Wherein we visit the original tune and a couple of covers to see how other bands mash it up …
“Did Blues King Robert Johnson Sell His Soul To The Devil To Become The World’s Greatest Musician?” screams the headline on a blog. Did he? Can you actually do that? I don’t know.
As I said in a series I did on the blues a while back, “And while he didn’t invent the blues, I don’t think there is much argument that singer/writer/guitarist Robert Johnson was one of the most influential recording artists ever. Everyone from B.B. King to Clapton has covered his songs, of which there are only a relative handful. There were earlier bluesmen such as Charlie Patton and Leadbelly. But Robert Johnson is the guy that most modern blues artists go back to most frequently.”
“Stop Breakin’ Down Blues” comes from one of Robert’s few recordings before he disappeared in a blaze of blues glory, hellhound on his trail. From 1937:
There is no greater devotee of Robert Johnson’s than Eric Clapton. “It is a remarkable thing to have been driven and influenced all of my life by the work of one man,” Clapton said. “And even though I accept that it has always been the keystone of my musical foundation, I still would not regard it as an obsession; instead, I prefer to think of it as a landmark that I navigate by, whenever I feel myself going adrift.
I am talking, of course, about the work of Robert Johnson. Up until I heard his music, everything I had ever heard seemed as if it was dressed up for a shop window somewhere so that when I heard him for the first time, it was like he was singing only for himself, and now and then, maybe God.
At first, it scared me in its intensity, and I could only take it in small doses. Then I would build up strength and take a little more, but I could never really get away from it, and in the end, it spoiled me for everything else. Now, after all these years, his music is like my oldest friend, always in the back of my head, and on the horizon. It is the finest music I have ever heard. I have always trusted its purity, and I always will.”
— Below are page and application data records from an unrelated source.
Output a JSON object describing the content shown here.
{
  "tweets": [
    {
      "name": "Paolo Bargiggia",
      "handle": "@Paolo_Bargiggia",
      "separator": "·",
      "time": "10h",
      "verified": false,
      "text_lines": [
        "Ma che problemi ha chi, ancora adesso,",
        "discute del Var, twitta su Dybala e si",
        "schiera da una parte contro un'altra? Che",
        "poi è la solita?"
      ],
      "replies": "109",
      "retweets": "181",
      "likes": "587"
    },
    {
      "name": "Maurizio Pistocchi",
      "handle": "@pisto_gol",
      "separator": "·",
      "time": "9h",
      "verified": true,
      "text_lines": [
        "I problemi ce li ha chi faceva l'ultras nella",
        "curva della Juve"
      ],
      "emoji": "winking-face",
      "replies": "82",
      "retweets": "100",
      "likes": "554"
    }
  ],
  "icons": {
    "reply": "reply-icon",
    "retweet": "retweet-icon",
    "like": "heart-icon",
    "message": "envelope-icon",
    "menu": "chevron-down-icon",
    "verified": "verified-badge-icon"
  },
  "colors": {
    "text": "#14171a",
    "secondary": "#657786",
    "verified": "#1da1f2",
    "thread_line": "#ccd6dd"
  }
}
From his 2004 album, Me and Mr. Johnson:
I don’t think I even knew this song that well until I heard the Stones do it on the great Exile on Main Street. This one’s got Mick’s wonky-wonky harmonica and Mick Taylor’s slide guitar. Somehow the Stones manage to make it all sound evil: